_Work to complete_:
Without the images, write out all of the following entries exactly.

_Source material_:

======

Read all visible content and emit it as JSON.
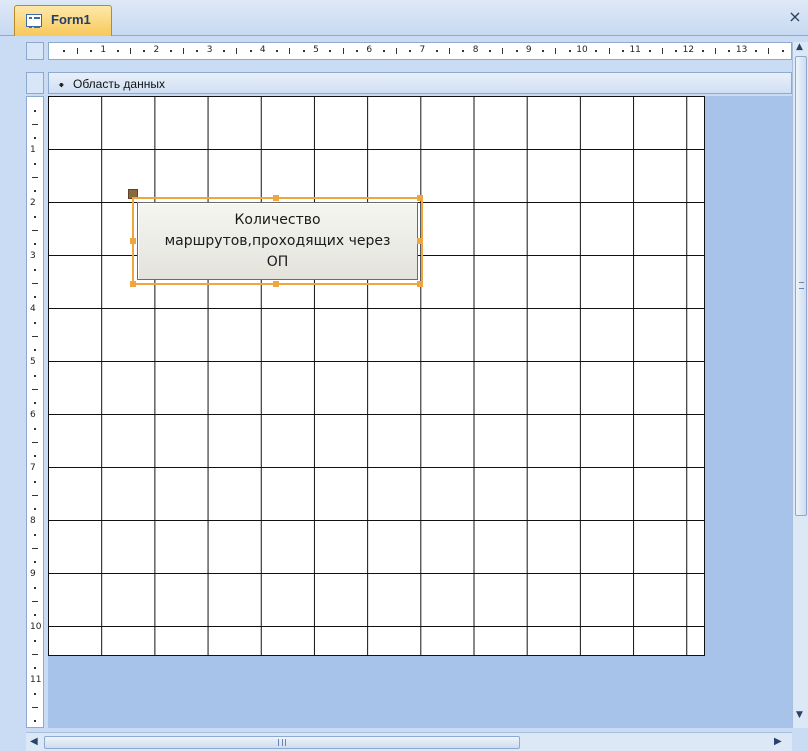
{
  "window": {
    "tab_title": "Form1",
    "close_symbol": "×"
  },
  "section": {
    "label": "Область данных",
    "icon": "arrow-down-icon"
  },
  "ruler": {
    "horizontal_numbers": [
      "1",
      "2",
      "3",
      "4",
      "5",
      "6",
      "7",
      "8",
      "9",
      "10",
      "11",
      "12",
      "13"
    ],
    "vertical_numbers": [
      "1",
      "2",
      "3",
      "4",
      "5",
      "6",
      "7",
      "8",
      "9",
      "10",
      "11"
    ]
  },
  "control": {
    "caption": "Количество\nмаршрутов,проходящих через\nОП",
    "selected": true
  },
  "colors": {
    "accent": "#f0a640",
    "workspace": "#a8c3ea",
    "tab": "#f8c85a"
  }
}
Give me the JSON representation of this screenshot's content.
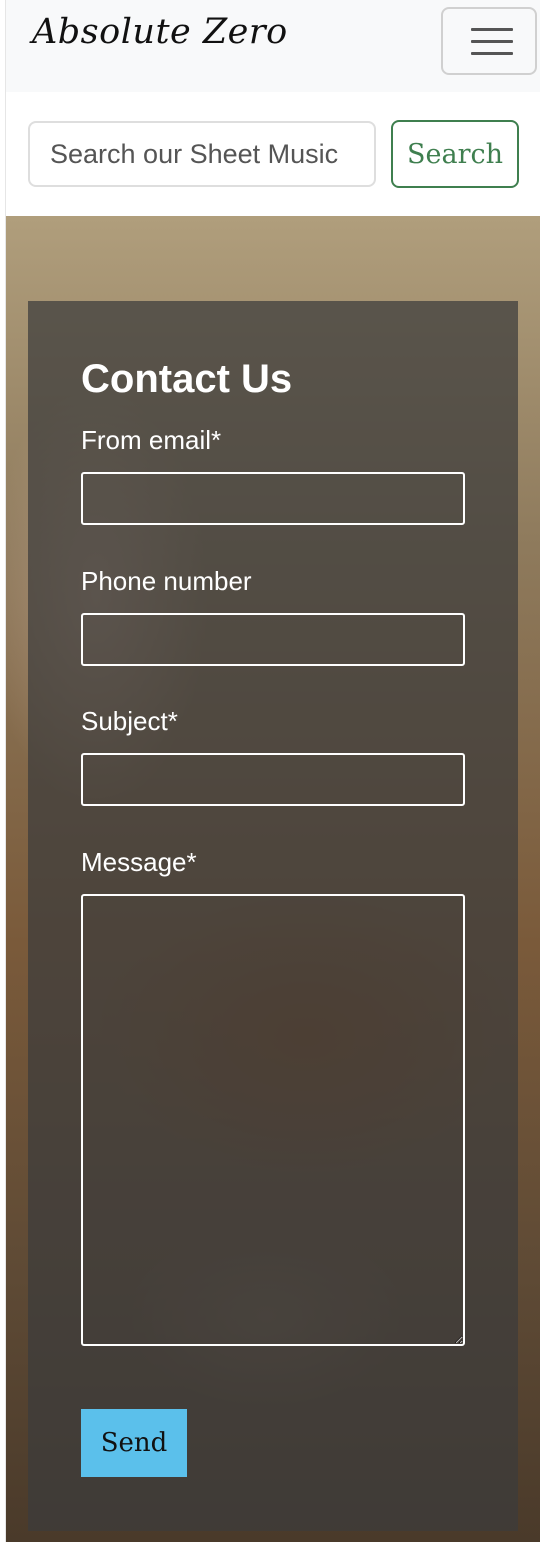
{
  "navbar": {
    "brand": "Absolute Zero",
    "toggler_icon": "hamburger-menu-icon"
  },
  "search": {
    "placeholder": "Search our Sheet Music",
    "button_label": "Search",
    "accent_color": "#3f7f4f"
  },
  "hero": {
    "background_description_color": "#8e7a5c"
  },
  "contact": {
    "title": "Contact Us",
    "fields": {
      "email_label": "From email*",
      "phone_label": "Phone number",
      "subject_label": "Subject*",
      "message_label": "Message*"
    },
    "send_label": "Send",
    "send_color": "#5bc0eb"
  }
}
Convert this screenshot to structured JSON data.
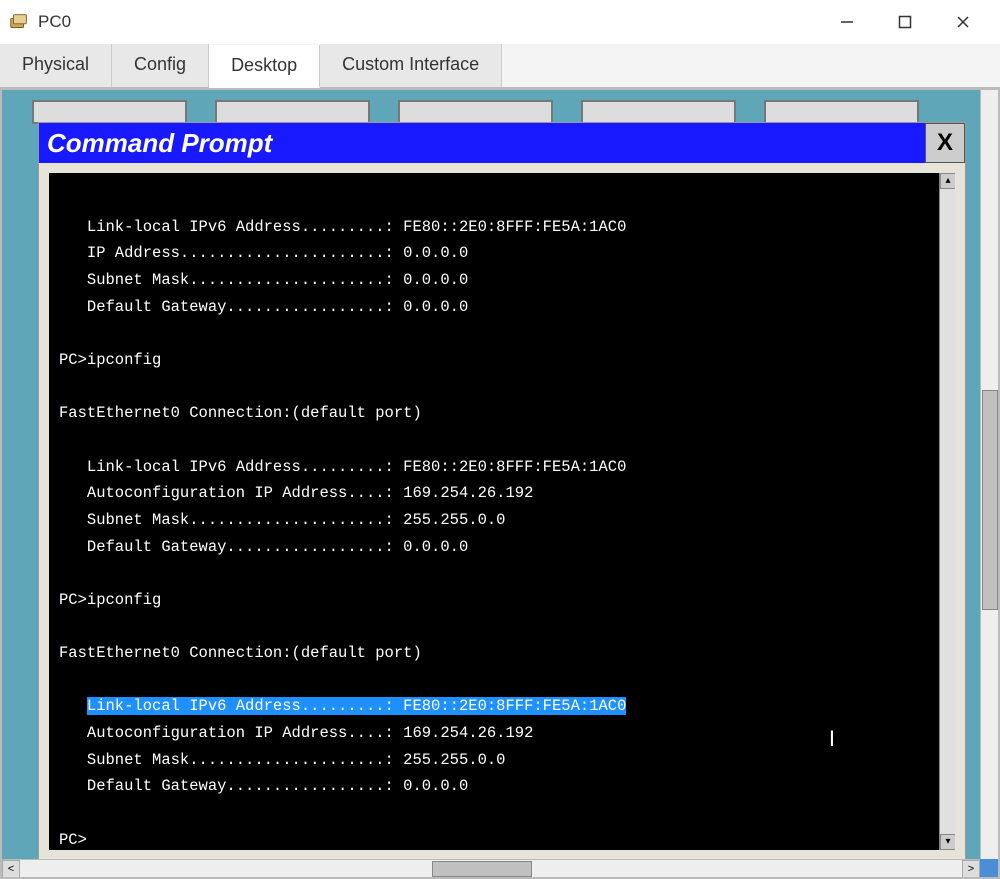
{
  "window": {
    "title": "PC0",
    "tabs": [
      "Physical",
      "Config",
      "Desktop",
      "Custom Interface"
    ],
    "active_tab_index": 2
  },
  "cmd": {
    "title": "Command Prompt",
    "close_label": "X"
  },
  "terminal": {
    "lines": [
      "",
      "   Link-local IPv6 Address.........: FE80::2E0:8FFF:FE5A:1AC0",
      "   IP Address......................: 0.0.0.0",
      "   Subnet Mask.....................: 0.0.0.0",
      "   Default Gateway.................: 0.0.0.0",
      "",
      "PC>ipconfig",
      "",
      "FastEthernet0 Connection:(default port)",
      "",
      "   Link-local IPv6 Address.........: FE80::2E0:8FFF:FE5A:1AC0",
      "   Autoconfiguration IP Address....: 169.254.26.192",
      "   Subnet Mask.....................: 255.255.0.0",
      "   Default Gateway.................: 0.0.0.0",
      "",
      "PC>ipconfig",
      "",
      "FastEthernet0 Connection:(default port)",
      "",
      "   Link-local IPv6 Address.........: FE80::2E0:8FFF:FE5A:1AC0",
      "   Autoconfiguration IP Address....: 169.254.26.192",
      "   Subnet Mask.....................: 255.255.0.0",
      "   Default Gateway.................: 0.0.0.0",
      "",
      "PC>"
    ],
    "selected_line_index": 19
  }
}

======

_Task output_:
Read all visible content and emit it as JSON.
{
  "window": {
    "tab_title": "Form1",
    "close_symbol": "×"
  },
  "section": {
    "label": "Область данных",
    "icon": "arrow-down-icon"
  },
  "ruler": {
    "horizontal_numbers": [
      "1",
      "2",
      "3",
      "4",
      "5",
      "6",
      "7",
      "8",
      "9",
      "10",
      "11",
      "12",
      "13"
    ],
    "vertical_numbers": [
      "1",
      "2",
      "3",
      "4",
      "5",
      "6",
      "7",
      "8",
      "9",
      "10",
      "11"
    ]
  },
  "control": {
    "caption": "Количество\nмаршрутов,проходящих через\nОП",
    "selected": true
  },
  "colors": {
    "accent": "#f0a640",
    "workspace": "#a8c3ea",
    "tab": "#f8c85a"
  }
}
Give me the JSON representation of this screenshot's content.
{
  "navbar": {
    "brand": "Absolute Zero",
    "toggler_icon": "hamburger-menu-icon"
  },
  "search": {
    "placeholder": "Search our Sheet Music",
    "button_label": "Search",
    "accent_color": "#3f7f4f"
  },
  "hero": {
    "background_description_color": "#8e7a5c"
  },
  "contact": {
    "title": "Contact Us",
    "fields": {
      "email_label": "From email*",
      "phone_label": "Phone number",
      "subject_label": "Subject*",
      "message_label": "Message*"
    },
    "send_label": "Send",
    "send_color": "#5bc0eb"
  }
}
Convert this screenshot to structured JSON data.
{
  "window": {
    "title": "PC0",
    "tabs": [
      "Physical",
      "Config",
      "Desktop",
      "Custom Interface"
    ],
    "active_tab_index": 2
  },
  "cmd": {
    "title": "Command Prompt",
    "close_label": "X"
  },
  "terminal": {
    "lines": [
      "",
      "   Link-local IPv6 Address.........: FE80::2E0:8FFF:FE5A:1AC0",
      "   IP Address......................: 0.0.0.0",
      "   Subnet Mask.....................: 0.0.0.0",
      "   Default Gateway.................: 0.0.0.0",
      "",
      "PC>ipconfig",
      "",
      "FastEthernet0 Connection:(default port)",
      "",
      "   Link-local IPv6 Address.........: FE80::2E0:8FFF:FE5A:1AC0",
      "   Autoconfiguration IP Address....: 169.254.26.192",
      "   Subnet Mask.....................: 255.255.0.0",
      "   Default Gateway.................: 0.0.0.0",
      "",
      "PC>ipconfig",
      "",
      "FastEthernet0 Connection:(default port)",
      "",
      "   Link-local IPv6 Address.........: FE80::2E0:8FFF:FE5A:1AC0",
      "   Autoconfiguration IP Address....: 169.254.26.192",
      "   Subnet Mask.....................: 255.255.0.0",
      "   Default Gateway.................: 0.0.0.0",
      "",
      "PC>"
    ],
    "selected_line_index": 19
  }
}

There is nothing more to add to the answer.